Vermicomposting is similar to traditional composting, but with the addition of composting earthworms. These worms are not the same species as the ones found naturally in gardens as they are adapted to living in mostly organic matter and not true ground itself. Composting earthworms eat the decaying organic material, producing vermicasts as they digest their food. Vermicasts are a useful organic fertiliser that can be used as a source of nitrogen for plants.
There are custom worm bins that can be bought to protect the earthworms from predators and to make the collection of vermicasts and mature compost easier. They come in various sizes and are usually much smaller than traditional composting bins. They need plenty of air holes to keep the earthworms healthy, and a drainage mechanism to remove excess liquid produced by the earthworms. This liquid is called worm leachate, and like vermicasts, can be used as organic fertiliser.
Earthworms will break down most kinds of leafy kitchen waste and fruit peels very quickly, but are sensitive to acidic materials like citrus peels, as well as strong-smelling produce like onions and garlic. They also eat pulpy brown materials like cardboard and newspapers. Unlike traditional compost, more greens can be added periodically as the worms eat these materials first.
Earthworms are sensitive to light and heat and are prone to escaping or dying if their container gets too hot. Similarly, they will escape if their compost is too wet, and die if it is too dry. Keep your vermicomposting bin in a cool, shady area out of direct sun and rain, and regularly check to see if the compost feels like a wrung-out sponge. If the material is too dry, add some water, and if it is too wet, add more browns to absorb excess moisture.
Like traditional composting, the final product should feel soft and fine, with a pleasant smell. Because the vermicasts are already mixed in the compost, the final product generally has more nutrients than traditional composting and can be used to boost plant growth.
In the past, people used to simply bury their composting material directly into their planting areas. However, the decomposition process tends to use up nitrogen while it is happening, resulting in plants growing near actively decomposing compost to become nutrient deficient and vulnerable to pathogens that might be in the immature compost.
Containing the compost in a pipe directly in your growing area is a more practical way to keep immature compost away from sensitive plant roots, and helps to feed your soil biodiversity.

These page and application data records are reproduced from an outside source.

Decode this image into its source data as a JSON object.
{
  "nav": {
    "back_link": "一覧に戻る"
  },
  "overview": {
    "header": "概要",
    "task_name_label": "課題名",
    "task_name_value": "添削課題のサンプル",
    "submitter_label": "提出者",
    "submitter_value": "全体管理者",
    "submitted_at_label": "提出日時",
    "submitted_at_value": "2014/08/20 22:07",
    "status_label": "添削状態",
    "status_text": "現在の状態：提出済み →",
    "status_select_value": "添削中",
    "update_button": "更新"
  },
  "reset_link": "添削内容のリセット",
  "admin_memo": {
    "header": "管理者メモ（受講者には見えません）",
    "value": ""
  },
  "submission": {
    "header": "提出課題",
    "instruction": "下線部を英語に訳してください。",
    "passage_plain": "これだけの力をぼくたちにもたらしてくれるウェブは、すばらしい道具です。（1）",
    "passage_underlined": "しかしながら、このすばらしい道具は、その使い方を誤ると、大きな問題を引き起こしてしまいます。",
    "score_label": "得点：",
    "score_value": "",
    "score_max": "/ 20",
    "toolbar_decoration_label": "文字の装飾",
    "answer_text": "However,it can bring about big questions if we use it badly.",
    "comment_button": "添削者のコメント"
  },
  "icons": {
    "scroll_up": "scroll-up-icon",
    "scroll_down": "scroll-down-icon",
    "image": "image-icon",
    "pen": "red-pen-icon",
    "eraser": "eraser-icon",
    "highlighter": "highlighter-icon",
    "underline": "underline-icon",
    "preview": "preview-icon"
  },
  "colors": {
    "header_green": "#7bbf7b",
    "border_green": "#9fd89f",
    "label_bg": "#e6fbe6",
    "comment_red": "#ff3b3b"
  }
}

Worm towers are pipes or pots cut in half to contain composting material above ground, encouraging earthworms that live in true ground beds to eat and bury the material throughout your growing area. Take note that these earthworms are different from the worms used in vermicomposting because they are adapted to living in proper soil with clay components, and not purely organic material.
Worm towers need very little maintenance as they don't require mixing and the compost is automatically added to your growing area, but the size of the pipe or pot does limit how much compost can be made at any one time. The pipe or pot will also need to be covered with a lid to prevent rodents from digging up unfinished compost and making a mess.
When is my compost ready for use?
Gardeners should ideally use compost that is no longer actively rotting. This is because actively rotting compost uses up nitrogen, has large chunks of food or plant waste that can attract pests. Additionally, it may have high levels of bacteria and fungi present that can cause disease. When the rate of rotting slows, the compost can be considered mature. Mature compost should feel soft and fine with a pleasant, earthy smell. If the compost feels chunky and has an acidic, unpleasant smell, it is not ready for use, and can be returned to the compost bin.